Muga: Frontière, identité et territoire au Pays Basque
Aitzpea Leizaola Egaña

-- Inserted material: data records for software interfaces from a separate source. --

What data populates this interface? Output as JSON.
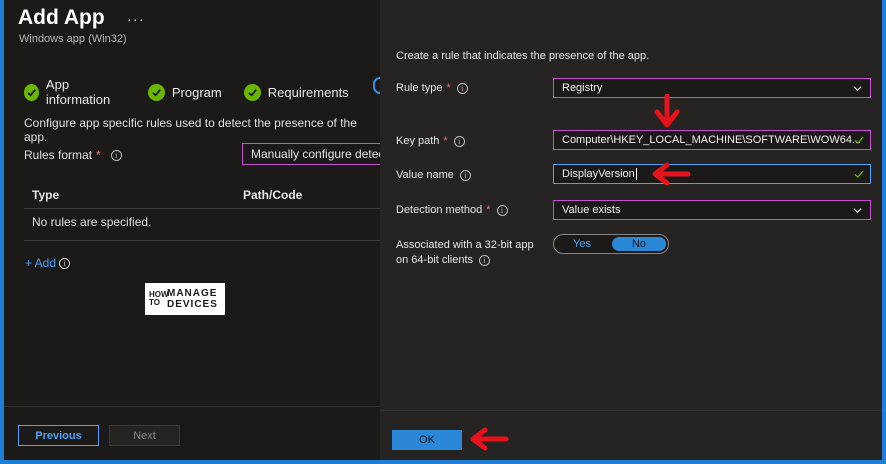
{
  "header": {
    "title": "Add App",
    "more": "···",
    "subtitle": "Windows app (Win32)"
  },
  "steps": [
    {
      "label": "App information"
    },
    {
      "label": "Program"
    },
    {
      "label": "Requirements"
    }
  ],
  "left": {
    "description": "Configure app specific rules used to detect the presence of the app.",
    "rules_format_label": "Rules format",
    "rules_format_value": "Manually configure detection rules",
    "table": {
      "col_type": "Type",
      "col_path": "Path/Code",
      "empty": "No rules are specified."
    },
    "add_link": "+ Add",
    "logo": {
      "how": "HOW TO",
      "line1": "MANAGE",
      "line2": "DEVICES"
    }
  },
  "footer": {
    "previous": "Previous",
    "next": "Next"
  },
  "panel": {
    "intro": "Create a rule that indicates the presence of the app.",
    "rule_type_label": "Rule type",
    "rule_type_value": "Registry",
    "key_path_label": "Key path",
    "key_path_value": "Computer\\HKEY_LOCAL_MACHINE\\SOFTWARE\\WOW64...",
    "value_name_label": "Value name",
    "value_name_value": "DisplayVersion",
    "detection_label": "Detection method",
    "detection_value": "Value exists",
    "assoc_label_1": "Associated with a 32-bit app",
    "assoc_label_2": "on 64-bit clients",
    "toggle_yes": "Yes",
    "toggle_no": "No",
    "ok": "OK"
  },
  "colors": {
    "accent": "#2b88d8",
    "required": "#f1707b",
    "success": "#6bb700",
    "highlight": "#c74fd3",
    "annotation": "#e8121b"
  }
}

Framed in the anthropology of borders, this thesis is an ethnography of the Basque borderland. Every border is a political, yet social, construction, which is arbitrary, contingent and relational. A border results from the materialisation of a historical process, which in the case of the Pyrenean border has expanded over 350 years. Long considered as a paradigm of natural boundaries, the border between France and Spain follows these principles too. This work brings light to the implications at stake in the Basque Country related to the definition of territory and to the processes of construction and negotiation of identities. Drawn from a long term multi-sited ethnography carried out in the Basque speaking rural borderland on both sides of the border, this research shows that all through the 20th century borderlanders have been able to constantly adapt to new circumstances. The notion of muga, a polysemic Basque term meaning both frontiers, village limits boundaries and state borders is central to understand the distinction between two diverging conceptions, the local one focusing on the idea of the border as a meeting point and the state perspective, stressing the idea of the border as a line of separation.The study of local territorial disputes, discourses on smuggling and border tourism point out to the scope and the persistence of exchanges across the border at a local level. Despite the fact of being divided by the border, all these show the permeability of the Pyrenean border and its centrality for borderlanders, which in turn, leads to the creation of a specific border culture.
Martine Segalen 2010 Université Paris Nanterre